With the Omicron variant depleting school staffs as it sweeps across the country, some states are resorting to increasingly creative measures to find the substitute teachers needed to keep schools open, in one case even calling on the National Guard.
State workers can now serve as substitute teachers in some hard-hit districts, while other states are loosening rules to speed the hiring of substitutes or draw retirees back into the classroom.
In New Mexico, where new cases have more than tripled over the past two weeks, Gov. Michelle Lujan Grisham has asked the National Guard and state workers to fill in as substitute teachers.
“Our kids, our teachers and our parents deserve as much stability as we can provide during this time of uncertainty,” Governor Lujan Grisham said in a statement on Wednesday, “and the state stands ready to help keep kids in the classroom.”
Under New Mexico’s initiative, National Guard members and state workers must become licensed as substitute teachers or child care workers and fulfill the usual requirements for substitute teachers, such as background checks and a teaching workshop.
In recent weeks, about 60 school districts and charter schools in New Mexico have moved to remote learning, and 75 child care centers have partially or completely closed because of staffing shortages, state officials said.
Keeping schools open during the Omicron wave has become a fiercely debated issue nationally, especially among parents. President Biden was asked about school closings at a White House news conference on Wednesday, and he was quick to point out that most schools were open.
“Let’s put it in perspective: 95 percent, as high as 98 percent, of the schools in America are open, functioning and capable of doing the job,” Mr. Biden said, adding that he encouraged states and school districts to use funding to keep schools open.
According to Burbio, a data company that has tracked how schools are responding to the pandemic, for the past five schools days an average of 3,631 of the 98,000 public schools have been disrupted each day, a relatively low figure.
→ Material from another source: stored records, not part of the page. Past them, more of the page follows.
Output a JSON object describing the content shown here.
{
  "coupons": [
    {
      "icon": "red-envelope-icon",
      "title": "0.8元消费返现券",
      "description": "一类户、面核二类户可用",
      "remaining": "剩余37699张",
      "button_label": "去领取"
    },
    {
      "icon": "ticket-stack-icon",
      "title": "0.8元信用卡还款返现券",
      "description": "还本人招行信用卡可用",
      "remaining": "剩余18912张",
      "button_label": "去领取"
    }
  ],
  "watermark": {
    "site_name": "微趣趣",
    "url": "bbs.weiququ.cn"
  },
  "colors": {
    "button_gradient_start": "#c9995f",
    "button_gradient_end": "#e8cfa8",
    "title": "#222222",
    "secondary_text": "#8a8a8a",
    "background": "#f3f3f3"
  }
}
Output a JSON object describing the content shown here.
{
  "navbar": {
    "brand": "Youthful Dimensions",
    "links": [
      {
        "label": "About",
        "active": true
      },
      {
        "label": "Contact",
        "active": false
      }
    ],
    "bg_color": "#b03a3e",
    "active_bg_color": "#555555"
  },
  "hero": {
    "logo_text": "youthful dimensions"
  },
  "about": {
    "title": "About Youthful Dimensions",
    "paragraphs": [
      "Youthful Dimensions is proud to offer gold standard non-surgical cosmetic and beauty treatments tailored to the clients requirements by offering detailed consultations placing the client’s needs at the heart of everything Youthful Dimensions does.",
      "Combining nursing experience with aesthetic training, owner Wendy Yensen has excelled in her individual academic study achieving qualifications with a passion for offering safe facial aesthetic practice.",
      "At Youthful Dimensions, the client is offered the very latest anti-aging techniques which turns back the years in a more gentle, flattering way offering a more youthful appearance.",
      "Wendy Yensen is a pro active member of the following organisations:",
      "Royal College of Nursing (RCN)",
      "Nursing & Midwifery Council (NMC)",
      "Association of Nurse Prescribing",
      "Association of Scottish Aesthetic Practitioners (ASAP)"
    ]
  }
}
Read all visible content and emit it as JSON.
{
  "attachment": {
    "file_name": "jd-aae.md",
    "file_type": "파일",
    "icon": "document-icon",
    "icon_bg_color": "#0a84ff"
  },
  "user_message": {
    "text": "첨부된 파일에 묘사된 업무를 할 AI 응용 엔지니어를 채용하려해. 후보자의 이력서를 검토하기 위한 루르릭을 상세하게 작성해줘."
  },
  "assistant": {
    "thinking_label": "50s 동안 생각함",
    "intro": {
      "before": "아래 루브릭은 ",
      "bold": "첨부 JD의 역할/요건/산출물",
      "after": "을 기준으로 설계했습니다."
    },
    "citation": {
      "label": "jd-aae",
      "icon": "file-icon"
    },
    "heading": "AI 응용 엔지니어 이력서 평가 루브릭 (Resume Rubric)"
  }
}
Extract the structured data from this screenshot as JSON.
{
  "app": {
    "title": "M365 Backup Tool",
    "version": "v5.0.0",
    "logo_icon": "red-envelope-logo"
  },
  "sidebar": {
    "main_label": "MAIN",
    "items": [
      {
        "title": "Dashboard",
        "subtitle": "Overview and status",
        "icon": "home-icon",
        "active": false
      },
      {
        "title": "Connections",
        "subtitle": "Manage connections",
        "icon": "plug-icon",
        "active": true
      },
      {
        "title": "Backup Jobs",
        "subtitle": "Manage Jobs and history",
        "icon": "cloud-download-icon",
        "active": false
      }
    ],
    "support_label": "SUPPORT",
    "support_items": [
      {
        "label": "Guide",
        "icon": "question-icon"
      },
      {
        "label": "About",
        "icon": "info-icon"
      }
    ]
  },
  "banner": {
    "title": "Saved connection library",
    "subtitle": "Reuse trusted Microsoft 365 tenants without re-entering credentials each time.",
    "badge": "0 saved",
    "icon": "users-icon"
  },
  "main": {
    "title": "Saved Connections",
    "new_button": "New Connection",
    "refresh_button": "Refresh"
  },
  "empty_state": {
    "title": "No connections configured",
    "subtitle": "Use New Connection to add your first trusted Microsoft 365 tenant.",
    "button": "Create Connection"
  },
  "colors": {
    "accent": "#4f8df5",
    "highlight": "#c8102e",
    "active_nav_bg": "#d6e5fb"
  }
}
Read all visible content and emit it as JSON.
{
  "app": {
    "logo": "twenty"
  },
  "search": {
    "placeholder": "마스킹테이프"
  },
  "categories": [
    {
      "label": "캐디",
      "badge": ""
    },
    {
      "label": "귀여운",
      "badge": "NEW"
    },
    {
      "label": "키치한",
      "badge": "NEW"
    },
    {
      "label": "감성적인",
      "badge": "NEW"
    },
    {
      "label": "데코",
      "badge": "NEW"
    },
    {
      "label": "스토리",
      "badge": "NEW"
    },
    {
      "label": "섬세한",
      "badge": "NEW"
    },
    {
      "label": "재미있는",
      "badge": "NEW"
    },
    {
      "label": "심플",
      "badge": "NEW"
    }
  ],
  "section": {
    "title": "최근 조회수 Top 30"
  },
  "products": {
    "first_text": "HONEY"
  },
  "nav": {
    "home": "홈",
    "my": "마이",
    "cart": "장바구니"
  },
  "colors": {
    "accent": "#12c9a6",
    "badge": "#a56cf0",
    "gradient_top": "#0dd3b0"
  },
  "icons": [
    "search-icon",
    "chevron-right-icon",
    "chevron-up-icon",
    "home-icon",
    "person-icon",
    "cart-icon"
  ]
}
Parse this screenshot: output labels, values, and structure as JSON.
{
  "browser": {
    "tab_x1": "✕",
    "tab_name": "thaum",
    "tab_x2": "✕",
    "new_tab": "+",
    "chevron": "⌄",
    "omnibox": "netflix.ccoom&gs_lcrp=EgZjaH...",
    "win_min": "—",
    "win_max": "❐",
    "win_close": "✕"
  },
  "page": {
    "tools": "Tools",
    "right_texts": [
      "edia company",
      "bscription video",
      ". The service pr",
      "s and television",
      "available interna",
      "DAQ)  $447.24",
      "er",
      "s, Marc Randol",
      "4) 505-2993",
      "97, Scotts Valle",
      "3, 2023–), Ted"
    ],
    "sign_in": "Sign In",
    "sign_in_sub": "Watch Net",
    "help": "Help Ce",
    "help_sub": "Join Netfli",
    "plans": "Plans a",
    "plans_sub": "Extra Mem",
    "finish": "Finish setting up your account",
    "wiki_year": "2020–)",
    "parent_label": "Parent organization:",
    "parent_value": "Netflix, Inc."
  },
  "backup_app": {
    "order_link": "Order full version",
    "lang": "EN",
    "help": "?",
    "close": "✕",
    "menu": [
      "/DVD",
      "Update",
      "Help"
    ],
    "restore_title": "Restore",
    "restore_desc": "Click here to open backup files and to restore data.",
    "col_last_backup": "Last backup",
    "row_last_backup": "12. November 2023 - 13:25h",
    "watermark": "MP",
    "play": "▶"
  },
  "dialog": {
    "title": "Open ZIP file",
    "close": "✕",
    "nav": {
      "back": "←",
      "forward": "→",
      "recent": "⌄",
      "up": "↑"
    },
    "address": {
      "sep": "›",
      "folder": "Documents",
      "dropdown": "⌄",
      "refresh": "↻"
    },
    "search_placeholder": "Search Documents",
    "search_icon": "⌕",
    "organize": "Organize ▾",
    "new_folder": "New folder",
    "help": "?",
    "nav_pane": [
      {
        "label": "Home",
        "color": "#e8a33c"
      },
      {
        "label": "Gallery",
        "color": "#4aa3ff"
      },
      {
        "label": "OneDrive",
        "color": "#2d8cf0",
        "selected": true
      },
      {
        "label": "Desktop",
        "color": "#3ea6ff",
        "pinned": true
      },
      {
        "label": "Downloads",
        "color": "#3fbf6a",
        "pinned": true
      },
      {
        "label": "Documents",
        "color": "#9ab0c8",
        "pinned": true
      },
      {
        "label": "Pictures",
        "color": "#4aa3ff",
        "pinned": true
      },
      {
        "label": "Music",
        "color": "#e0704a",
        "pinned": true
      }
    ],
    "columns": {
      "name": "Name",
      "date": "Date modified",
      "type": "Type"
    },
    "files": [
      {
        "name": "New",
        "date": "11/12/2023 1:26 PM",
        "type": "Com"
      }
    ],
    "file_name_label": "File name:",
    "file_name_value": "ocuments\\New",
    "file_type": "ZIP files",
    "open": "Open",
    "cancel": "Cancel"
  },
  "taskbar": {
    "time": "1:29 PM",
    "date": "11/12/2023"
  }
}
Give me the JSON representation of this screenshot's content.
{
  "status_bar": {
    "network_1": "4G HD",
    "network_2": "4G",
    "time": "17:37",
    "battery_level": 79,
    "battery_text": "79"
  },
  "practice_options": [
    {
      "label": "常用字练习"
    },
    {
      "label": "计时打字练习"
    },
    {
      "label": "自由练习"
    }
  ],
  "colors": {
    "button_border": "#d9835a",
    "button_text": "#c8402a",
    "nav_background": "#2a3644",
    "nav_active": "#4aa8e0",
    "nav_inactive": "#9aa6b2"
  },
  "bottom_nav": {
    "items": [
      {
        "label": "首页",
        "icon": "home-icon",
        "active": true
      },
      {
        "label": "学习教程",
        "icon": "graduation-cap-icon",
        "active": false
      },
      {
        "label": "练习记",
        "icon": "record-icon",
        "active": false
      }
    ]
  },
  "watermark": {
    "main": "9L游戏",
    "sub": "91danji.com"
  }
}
Whitney Holland, president of the American Federation of Teachers in New Mexico, said on Wednesday that the teacher staffing shortage was a “nationwide crisis.”
“I think ‘dire’ is an appropriate word,” Ms. Holland said, adding that she supported Governor Lujan Grisham’s initiative to keep schools open for students.
“As long as there’s a positive adult that they can build connections with — whether it’s a National Guard member or a state employee or a substitute — and we’re keeping our schools open, that’s our top priority,” she said.
In Oklahoma, Gov. Kevin Stitt issued an executive order on Tuesday which allows state agencies to let their workers serve as substitute teachers without affecting their regular job, pay or benefits.
“I’ve said from the beginning that our students deserve an in-person education and our schools need to stay open,” Governor Stitt said. “The state has a responsibility to do what we can to help make that happen.”
In California, Gov. Gavin Newsom signed an executive order last week that loosened rules for substitute teachers, citing the Omicron surge. Set to run through March, the order speeds up hiring for qualified short-term substitutes, lets current substitutes have their assignments extended, and makes it easier for retired teachers to return.
Teachers are not the only school employees in short supply. Last year in Massachusetts, Gov. Charlie Baker activated the National Guard to help with a shortage in bus drivers. And in North Carolina, legislators gave districts federal funding to cover signing bonuses to help ease a shortage of cafeteria workers.